By Tom Collins
Sugar beet growers are experiencing lower yields than normal, but the sugar content should make up for it.
Sugar beet growers had seen record or near-record yields in four out of five years from 2012-2016. Last year, growers yielded about 32 short tons per acre, and this year’s crop will be about one-to-two tonnes per acre less, said Mark Lumley, chair of the Ontario Sugar Beet Growers’ Association (OSGA), a co-op for Ontario growers. However, those estimates were on Oct. 30 when only 25 to 30 per cent of the crop was harvested. Final numbers won’t be available until the middle of November when harvest wraps up.
“We’ll probably end up with the same amount of actual sugar,” said Lumley. “The quality is better too, so it’s easier to extract.”
About five years ago, farmers were getting about $50 per short ton. Now it’s down to about $32 per short ton, due to Mexico dumping sugar into the U.S. market, Lumley said.
All 80 Ontario farmers growing 10,000 acres of sugar beets have contracts with the Michigan Sugar Company, which turns the beets into white sugar. About 6,000 acres are grown in Chatham-Kent and another 3,500 in Lambton.
The OSGA is examining building a sugar beet plant in Sarnia to expand the acreage. Lumley said sugar samples have been sent to three potential customers. If one of them is interested, funding for the more than $100 million plant would be raised. About 50 per cent of the money would come from growers, who would put up shares in their acres. The rest of the money would be through debt financing.

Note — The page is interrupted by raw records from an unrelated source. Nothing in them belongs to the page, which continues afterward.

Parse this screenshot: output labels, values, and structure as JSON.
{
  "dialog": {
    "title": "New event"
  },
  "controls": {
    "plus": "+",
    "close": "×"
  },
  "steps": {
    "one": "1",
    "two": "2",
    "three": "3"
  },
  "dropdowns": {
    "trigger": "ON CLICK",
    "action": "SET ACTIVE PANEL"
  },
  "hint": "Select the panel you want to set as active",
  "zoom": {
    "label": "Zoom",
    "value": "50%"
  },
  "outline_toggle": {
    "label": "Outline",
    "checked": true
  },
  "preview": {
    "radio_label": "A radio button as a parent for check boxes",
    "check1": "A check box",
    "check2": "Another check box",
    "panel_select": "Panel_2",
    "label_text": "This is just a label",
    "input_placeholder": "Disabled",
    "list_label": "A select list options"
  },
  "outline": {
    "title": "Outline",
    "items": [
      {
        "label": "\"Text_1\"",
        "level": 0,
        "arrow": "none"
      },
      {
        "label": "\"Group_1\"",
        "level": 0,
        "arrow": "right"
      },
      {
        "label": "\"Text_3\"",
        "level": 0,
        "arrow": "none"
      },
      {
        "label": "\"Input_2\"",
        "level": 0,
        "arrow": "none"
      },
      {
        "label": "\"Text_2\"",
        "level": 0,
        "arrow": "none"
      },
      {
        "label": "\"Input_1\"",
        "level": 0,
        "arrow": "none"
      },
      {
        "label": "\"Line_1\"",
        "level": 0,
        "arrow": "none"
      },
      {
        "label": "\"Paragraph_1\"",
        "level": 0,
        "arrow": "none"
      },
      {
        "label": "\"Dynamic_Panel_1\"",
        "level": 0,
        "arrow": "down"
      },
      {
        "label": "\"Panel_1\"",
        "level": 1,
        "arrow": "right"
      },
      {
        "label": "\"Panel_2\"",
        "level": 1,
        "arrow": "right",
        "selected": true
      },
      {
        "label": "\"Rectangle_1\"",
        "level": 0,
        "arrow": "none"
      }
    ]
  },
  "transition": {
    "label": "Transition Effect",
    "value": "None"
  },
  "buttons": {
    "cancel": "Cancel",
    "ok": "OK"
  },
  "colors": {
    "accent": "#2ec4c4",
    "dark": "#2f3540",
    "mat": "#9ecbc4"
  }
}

Lumley hopes the plant would be ready by 2020, and 30,000 new acres would grow sugar beets in counties as far north as Huron and Perth. The current 10,000 acres that currently grow for Michigan Sugar Company would not be affected.